The Legend of the Bell Witch

1894 drawing of Betsy Bell
During the first half of the 19th century, the Bell family of Red River, Tennessee was reportedly haunted by an evil entity. It became known as the Bell Witch, though descriptions make it sound more like a poltergeist. As is typical, the entire story is steeped in legend and conflicting accounts. Whether or not you believe in such things as poltergeists or witches, it is hard to ignore the number of people who are said to have witnessed the “Bell Witch” in action.
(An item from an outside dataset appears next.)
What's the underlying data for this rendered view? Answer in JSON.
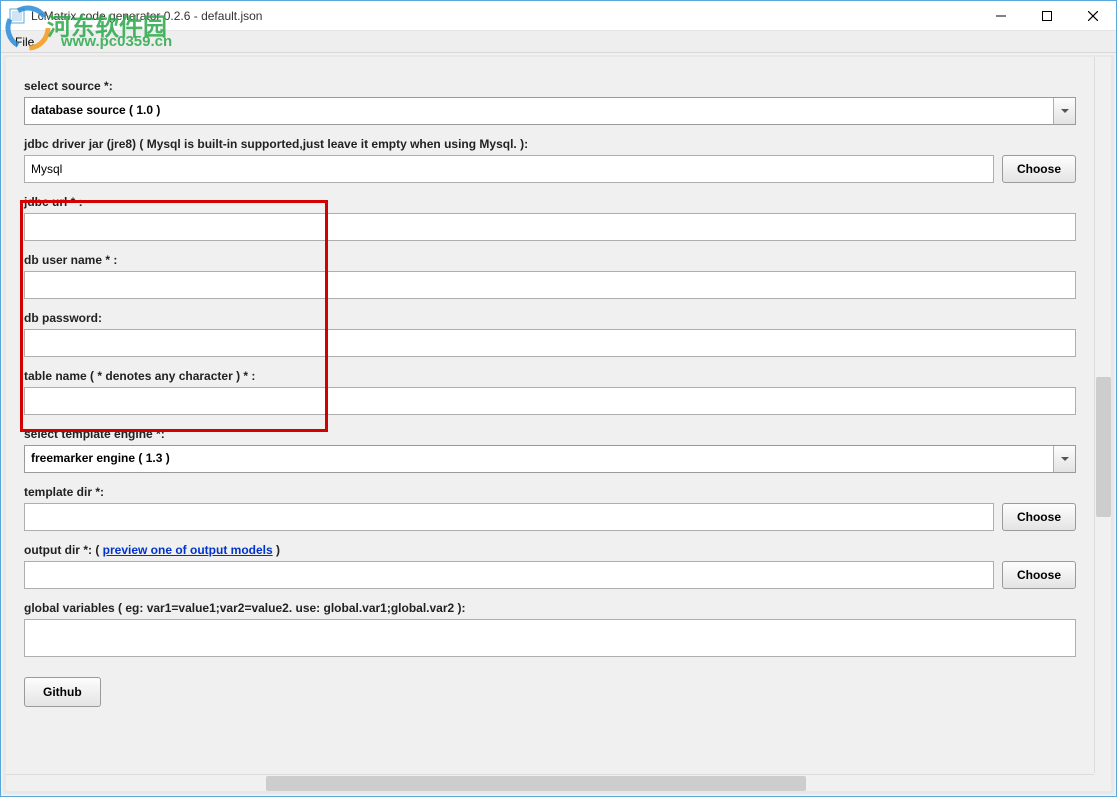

John Bell and his wife Lucy moved from Kentucky to Tennessee during the early 1800s. The couple had two children that had already married and lived away from them by then. After moving to Red River, they had three more children together. Elizabeth, known as Betsy, was born in 1806, Richard was born in 1811 and Joel was born in 1813. The family did well in their new home and eventually amassed a landholding of 328 acres. They also had a sizeable log home.

In 1817 John Bell was working in his fields when he saw a strange animal with the body of a dog. He shot at the beast, but it disappeared. Later on that night and for many nights after, the family heard loud banging noises on the outside of their house. John tried to discover the source of the noises, but came up with nothing. Not long after, the children began complaining about the sound of rats chewing on their bedposts and that something was ripping off their covers as they slept. Soon, the entire family was hearing whispers around the house.

The Bell Witch began to focus on Betsy. It would supposedly attack her physically and so brutally that it left visible marks and even handprints on her skin. After a time, John Bell turned to his friend James Johnston for help. James and his wife decided to stay at the Bell home for a few nights. Apparently they suffered the same indignities as the Bells. The voice was gaining power as well and had begun conversing with people who spoke to it. It also sang and said things that were religious in nature.

General Andrew Jackson himself became interested in the story and decided to come to the home in 1819. Apparently one of his men had a run in with the witch and the story goes that Jackson spoke to it himself. The very morning after Jackson arrived at the Bell home, he was seen in Springfield, so he must not have stayed long. Jackson’s visit lends some credibility to the story. He did, after all, become President of the United States later. However, the story is still wildly incredible.

When Betsy became engaged to a local boy named Joshua Gardner, the Bell Witch wasn’t happy and decided to torment the young couple. Betsy eventually broke off the engagement. However, the only person that the witch truly seemed to hate was John Bell.

Some stories say that the witch claimed to be the spirit of a neighbor who felt cheated in a land transaction and recently died. Whoever or whatever it was, it supposedly tortured John during a prolonged illness he was having that involved seizures and difficulty controlling his throat. There are even claims that when John Bell died on December 20, 1820, the entity said that it had poisoned him. Stories say the family found a vial of poison in a cupboard that backed up the witch’s claim.

The witch became less active after John Bell’s death, but promised to return to his wife in seven years. It is said that it came back and spent a lot of time talking to John Bell Jr. about theology, history and life. It then left saying that it would return to his descendants in 107 years. There have been no claims from John’s descendants that this has happened. Of course, we can’t be sure that any of this happened.